Power, Division, in a revised CDMP has projected it would generate Rs 355 billion through proper budgeting of subsidies coordinated with tariffs notifications. It is also expecting to recover Rs 65 billion from agriculture sector by withdrawing ZRI and Kissan packages from March 31, 2023. In addition, Rs 35 billion additional subsidy has been projected to curtail circular debt flow to the minimum possible level by June 2023.
Power Division maintains that power sector’s total PHL loans was Rs 800 billion by end June-2022. To recover the mark-up portion of the loans amounting to Rs 246 billion, there is already a surcharge of Rs 0.43 per unit levied in the consumer bill which is not sufficient to cover mark-up charges of total loans. As on December 2022, around Rs 224 billion has been paid as interest from electricity generation portion.
Addition in circular debt due to PHL mark-up payments from own sources is projected to be around Rs76 billion, which will be recovered from consumers (except non-ToU domestic consumers using up to 300 units and private agriculture consumers) in the four-month period - March-23 to June 23 - through an additional surcharge of Rs 3.39 per unit.
Further no cash flow exists to service the principal amount of PHL debt. In order to retire the old stock the GoP will transfer the debt as public debt and will allocate a budget to retire the public debt including roll over of Rs 283 billion facilities by March-23.
Power Division has also acknowledged that under recoveries of Discos have resulted in cash loss of Rs 180 billion in FY 2022 which has added to the circular debt. This is inclusive of non-recovery from Balochistan agriculture consumers and under-recovery of AJ&K, currently paying a rate of Rs 2.59 per unit against the GoP notified rates.
Power Division has claimed recovery ratio in FY-22 (excluding AJ&K) against 100 per cent NEPRA target was 90.43 per cent. In the start of FY-23, recoveries have deteriorated due to the devastating floods and high tariff increase.

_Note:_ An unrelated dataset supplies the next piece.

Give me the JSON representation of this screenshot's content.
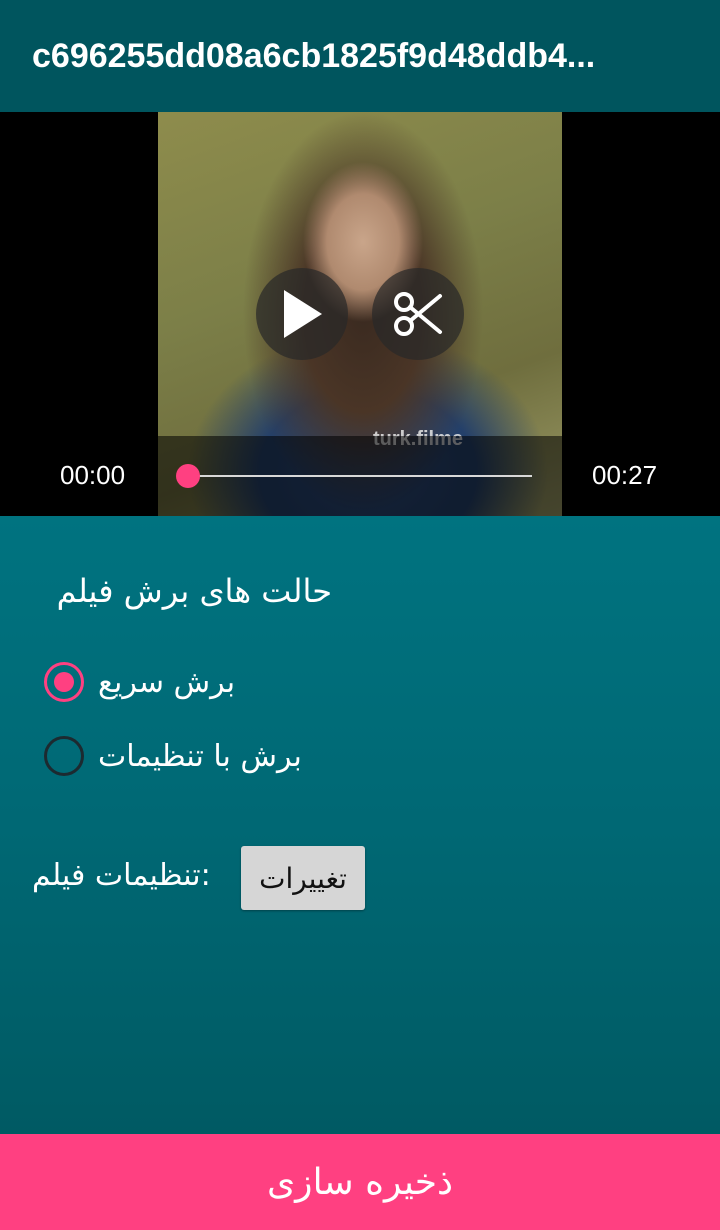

Therefore, in CDMP FY-23, it is assumed that the recovery ratios shall be maintained at 90 per cent. This implies that 10 per cent less recovery will also be added to the overall stock of circular debt.

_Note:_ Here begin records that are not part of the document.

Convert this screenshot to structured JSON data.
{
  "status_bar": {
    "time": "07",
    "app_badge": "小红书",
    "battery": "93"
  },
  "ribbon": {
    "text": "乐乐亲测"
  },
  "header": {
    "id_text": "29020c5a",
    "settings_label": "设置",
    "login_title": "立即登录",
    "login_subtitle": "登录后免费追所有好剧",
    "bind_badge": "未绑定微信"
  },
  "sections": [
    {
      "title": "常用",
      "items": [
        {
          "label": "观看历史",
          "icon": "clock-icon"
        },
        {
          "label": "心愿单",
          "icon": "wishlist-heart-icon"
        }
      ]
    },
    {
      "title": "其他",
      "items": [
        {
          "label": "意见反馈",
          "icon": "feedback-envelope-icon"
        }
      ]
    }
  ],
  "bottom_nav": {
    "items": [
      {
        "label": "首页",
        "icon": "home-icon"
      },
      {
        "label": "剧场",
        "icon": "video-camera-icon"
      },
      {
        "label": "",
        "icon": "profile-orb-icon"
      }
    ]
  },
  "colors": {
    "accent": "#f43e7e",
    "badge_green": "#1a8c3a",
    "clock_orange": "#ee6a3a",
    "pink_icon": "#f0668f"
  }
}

Power Division is assuming Rs 31 billion recovery of deferred FCAs, Rs 14 billion on account of GST and taxes on collection basis, Rs 5 billion as reimbursement from FBR.
The government is expecting recovery of Rs 73 billion from QTAs till August-23, Rs 12 billion through improvements of Discos’ losses to 16.27 per cent, Rs 11 billion as mark-up saving due to IPP stock payment, Rs 31 billion FCA recovery till June 23, Rs 68 billion PHL mark-up surcharge recovery, Rs 51 billion from discontinuation of ZRI package from March 1, 2023, Rs 14 billion of Kissan package from March 1, 2023, Rs 14 billion GST and taxes on collection basis, Rs 5 billion reimbursement from FBR and Rs 335 billion additional subsidy.
The projected circular debt flow for the year will be Rs 336 billion. However, after repayment of budgeted PHL principal of Rs 35 billion and budgeted stock clearance of IPPs of Rs 180 billion, revised circular debt projection will be Rs 122 billion.
The government is projecting circular debt stock of Rs 2.374 trillion, of which amount parked in PHL will be Rs 765 billion, payables to power producers Rs 1.509 trillion and Gencos’ payable to fuel suppliers Rs 100 billion.
Copyright Business Recorder, 2023